* About this task: Pull every line holding the word "Código" from the data below and copy it.

Data provided below:

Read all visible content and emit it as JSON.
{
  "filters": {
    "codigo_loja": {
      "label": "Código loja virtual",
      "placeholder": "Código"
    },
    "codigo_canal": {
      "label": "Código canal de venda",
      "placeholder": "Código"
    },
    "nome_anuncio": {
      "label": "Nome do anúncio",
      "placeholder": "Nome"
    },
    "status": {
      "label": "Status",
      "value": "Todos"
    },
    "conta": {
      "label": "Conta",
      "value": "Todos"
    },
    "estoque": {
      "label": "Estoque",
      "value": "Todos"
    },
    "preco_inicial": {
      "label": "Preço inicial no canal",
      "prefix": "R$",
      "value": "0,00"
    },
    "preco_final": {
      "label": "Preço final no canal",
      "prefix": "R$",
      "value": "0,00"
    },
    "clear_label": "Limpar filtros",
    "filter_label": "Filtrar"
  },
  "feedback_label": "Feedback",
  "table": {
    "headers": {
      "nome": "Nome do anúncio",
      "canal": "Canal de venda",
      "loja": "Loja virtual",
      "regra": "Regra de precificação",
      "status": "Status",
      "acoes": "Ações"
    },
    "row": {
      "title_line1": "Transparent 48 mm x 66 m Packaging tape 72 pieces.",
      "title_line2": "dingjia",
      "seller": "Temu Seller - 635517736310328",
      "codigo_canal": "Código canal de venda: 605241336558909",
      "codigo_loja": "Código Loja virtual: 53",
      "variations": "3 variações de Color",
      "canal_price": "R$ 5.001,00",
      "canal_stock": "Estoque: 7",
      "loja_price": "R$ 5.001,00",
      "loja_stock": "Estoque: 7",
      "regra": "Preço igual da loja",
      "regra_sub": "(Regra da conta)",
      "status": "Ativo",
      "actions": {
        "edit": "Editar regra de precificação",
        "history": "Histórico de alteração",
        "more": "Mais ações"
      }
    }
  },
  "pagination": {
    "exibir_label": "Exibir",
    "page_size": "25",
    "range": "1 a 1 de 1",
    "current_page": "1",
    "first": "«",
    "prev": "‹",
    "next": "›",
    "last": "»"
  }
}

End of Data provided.

* Solution:
      "label": "Código loja virtual",
      "placeholder": "Código"
      "label": "Código canal de venda",
      "placeholder": "Código"
      "codigo_canal": "Código canal de venda: 605241336558909",
      "codigo_loja": "Código Loja virtual: 53",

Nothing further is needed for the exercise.